__INSTRUCTIONS FOR THE TASK__
Everything in the listing below has to be repeated exactly, except the pictures.

__TASK INPUT__
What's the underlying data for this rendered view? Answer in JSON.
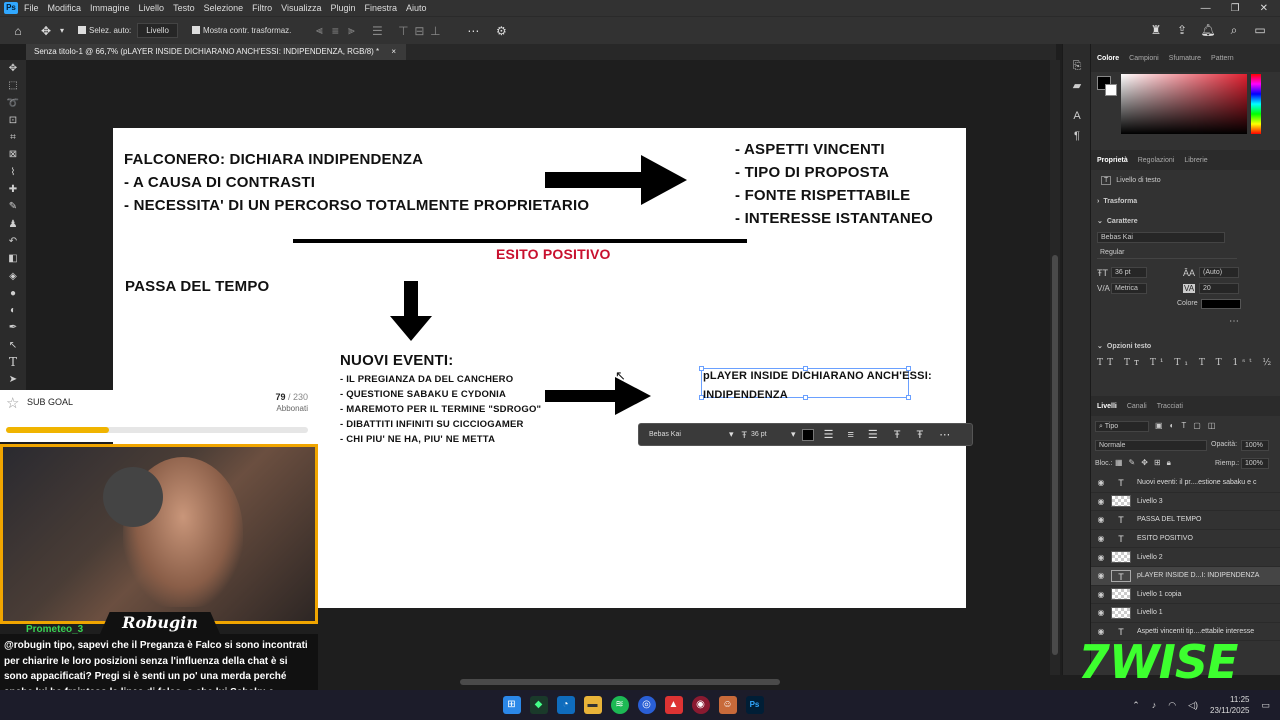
{
  "menu": [
    "File",
    "Modifica",
    "Immagine",
    "Livello",
    "Testo",
    "Selezione",
    "Filtro",
    "Visualizza",
    "Plugin",
    "Finestra",
    "Aiuto"
  ],
  "options": {
    "auto_select": "Selez. auto:",
    "layer_select": "Livello",
    "show_transform": "Mostra contr. trasformaz."
  },
  "tab": {
    "title": "Senza titolo-1 @ 66,7% (pLAYER INSIDE DICHIARANO ANCH'ESSI: INDIPENDENZA, RGB/8) *",
    "close": "×"
  },
  "doc": {
    "left_block": [
      "FALCONERO: DICHIARA INDIPENDENZA",
      "-  A CAUSA DI CONTRASTI",
      "-  NECESSITA' DI UN PERCORSO TOTALMENTE PROPRIETARIO"
    ],
    "right_block": [
      "-  ASPETTI VINCENTI",
      "-  TIPO DI PROPOSTA",
      "-  FONTE RISPETTABILE",
      "-  INTERESSE ISTANTANEO"
    ],
    "esito": "ESITO POSITIVO",
    "passa": "PASSA DEL TEMPO",
    "nuovi_title": "NUOVI EVENTI:",
    "nuovi_items": [
      "-  IL PREGIANZA DA DEL CANCHERO",
      "-  QUESTIONE SABAKU E CYDONIA",
      "-  MAREMOTO PER IL TERMINE \"SDROGO\"",
      "-  DIBATTITI INFINITI SU CICCIOGAMER",
      "-  CHI PIU' NE HA, PIU' NE METTA"
    ],
    "selected_text": [
      "pLAYER INSIDE DICHIARANO ANCH'ESSI:",
      "INDIPENDENZA"
    ]
  },
  "text_toolbar": {
    "font": "Bebas Kai",
    "size": "36 pt"
  },
  "panels": {
    "color_tabs": [
      "Colore",
      "Campioni",
      "Sfumature",
      "Pattern"
    ],
    "prop_tabs": [
      "Proprietà",
      "Regolazioni",
      "Librerie"
    ],
    "layer_type": "Livello di testo",
    "trasform": "Trasforma",
    "carattere": "Carattere",
    "font": "Bebas Kai",
    "style": "Regular",
    "size": "36 pt",
    "leading": "(Auto)",
    "kerning": "Metrica",
    "tracking": "20",
    "color_label": "Colore",
    "opzioni": "Opzioni testo",
    "layer_tabs": [
      "Livelli",
      "Canali",
      "Tracciati"
    ],
    "filter": "Tipo",
    "blend": "Normale",
    "opacity_label": "Opacità:",
    "opacity": "100%",
    "lock_label": "Bloc.:",
    "fill_label": "Riemp.:",
    "fill": "100%",
    "layers": [
      {
        "name": "Nuovi eventi: il pr....estione sabaku e c",
        "kind": "text"
      },
      {
        "name": "Livello 3",
        "kind": "pixel"
      },
      {
        "name": "PASSA DEL TEMPO",
        "kind": "text"
      },
      {
        "name": "ESITO POSITIVO",
        "kind": "text"
      },
      {
        "name": "Livello 2",
        "kind": "pixel"
      },
      {
        "name": "pLAYER INSIDE D...I: INDIPENDENZA",
        "kind": "text",
        "selected": true
      },
      {
        "name": "Livello 1 copia",
        "kind": "pixel"
      },
      {
        "name": "Livello 1",
        "kind": "pixel"
      },
      {
        "name": "Aspetti vincenti tip....ettabile interesse",
        "kind": "text"
      }
    ]
  },
  "stream": {
    "sub_goal_label": "SUB GOAL",
    "sub_count": "79",
    "sub_total": "/ 230",
    "sub_unit": "Abbonati",
    "sub_progress": 0.34,
    "streamer": "Robugin",
    "chat_user": "Prometeo_3",
    "chat_message": "@robugin tipo, sapevi che il Preganza è Falco si sono incontrati per chiarire le loro posizioni senza l'influenza della chat è si sono appacificati? Pregi si è senti un po' una merda perché anche lui ha frainteso la linea di falco. o che lui Sabaku e Playerinside si conoscono e sono amici?",
    "brand": "7WISE"
  },
  "taskbar": {
    "time": "11:25",
    "date": "23/11/2025"
  }
}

__RESPONSE TO THE TASK__
What's the underlying data for this rendered view? Answer in JSON.
{
  "menu": [
    "File",
    "Modifica",
    "Immagine",
    "Livello",
    "Testo",
    "Selezione",
    "Filtro",
    "Visualizza",
    "Plugin",
    "Finestra",
    "Aiuto"
  ],
  "options": {
    "auto_select": "Selez. auto:",
    "layer_select": "Livello",
    "show_transform": "Mostra contr. trasformaz."
  },
  "tab": {
    "title": "Senza titolo-1 @ 66,7% (pLAYER INSIDE DICHIARANO ANCH'ESSI: INDIPENDENZA, RGB/8) *",
    "close": "×"
  },
  "doc": {
    "left_block": [
      "FALCONERO: DICHIARA INDIPENDENZA",
      "-  A CAUSA DI CONTRASTI",
      "-  NECESSITA' DI UN PERCORSO TOTALMENTE PROPRIETARIO"
    ],
    "right_block": [
      "-  ASPETTI VINCENTI",
      "-  TIPO DI PROPOSTA",
      "-  FONTE RISPETTABILE",
      "-  INTERESSE ISTANTANEO"
    ],
    "esito": "ESITO POSITIVO",
    "passa": "PASSA DEL TEMPO",
    "nuovi_title": "NUOVI EVENTI:",
    "nuovi_items": [
      "-  IL PREGIANZA DA DEL CANCHERO",
      "-  QUESTIONE SABAKU E CYDONIA",
      "-  MAREMOTO PER IL TERMINE \"SDROGO\"",
      "-  DIBATTITI INFINITI SU CICCIOGAMER",
      "-  CHI PIU' NE HA, PIU' NE METTA"
    ],
    "selected_text": [
      "pLAYER INSIDE DICHIARANO ANCH'ESSI:",
      "INDIPENDENZA"
    ]
  },
  "text_toolbar": {
    "font": "Bebas Kai",
    "size": "36 pt"
  },
  "panels": {
    "color_tabs": [
      "Colore",
      "Campioni",
      "Sfumature",
      "Pattern"
    ],
    "prop_tabs": [
      "Proprietà",
      "Regolazioni",
      "Librerie"
    ],
    "layer_type": "Livello di testo",
    "trasform": "Trasforma",
    "carattere": "Carattere",
    "font": "Bebas Kai",
    "style": "Regular",
    "size": "36 pt",
    "leading": "(Auto)",
    "kerning": "Metrica",
    "tracking": "20",
    "color_label": "Colore",
    "opzioni": "Opzioni testo",
    "layer_tabs": [
      "Livelli",
      "Canali",
      "Tracciati"
    ],
    "filter": "Tipo",
    "blend": "Normale",
    "opacity_label": "Opacità:",
    "opacity": "100%",
    "lock_label": "Bloc.:",
    "fill_label": "Riemp.:",
    "fill": "100%",
    "layers": [
      {
        "name": "Nuovi eventi: il pr....estione sabaku e c",
        "kind": "text"
      },
      {
        "name": "Livello 3",
        "kind": "pixel"
      },
      {
        "name": "PASSA DEL TEMPO",
        "kind": "text"
      },
      {
        "name": "ESITO POSITIVO",
        "kind": "text"
      },
      {
        "name": "Livello 2",
        "kind": "pixel"
      },
      {
        "name": "pLAYER INSIDE D...I: INDIPENDENZA",
        "kind": "text",
        "selected": true
      },
      {
        "name": "Livello 1 copia",
        "kind": "pixel"
      },
      {
        "name": "Livello 1",
        "kind": "pixel"
      },
      {
        "name": "Aspetti vincenti tip....ettabile interesse",
        "kind": "text"
      }
    ]
  },
  "stream": {
    "sub_goal_label": "SUB GOAL",
    "sub_count": "79",
    "sub_total": "/ 230",
    "sub_unit": "Abbonati",
    "sub_progress": 0.34,
    "streamer": "Robugin",
    "chat_user": "Prometeo_3",
    "chat_message": "@robugin tipo, sapevi che il Preganza è Falco si sono incontrati per chiarire le loro posizioni senza l'influenza della chat è si sono appacificati? Pregi si è senti un po' una merda perché anche lui ha frainteso la linea di falco. o che lui Sabaku e Playerinside si conoscono e sono amici?",
    "brand": "7WISE"
  },
  "taskbar": {
    "time": "11:25",
    "date": "23/11/2025"
  }
}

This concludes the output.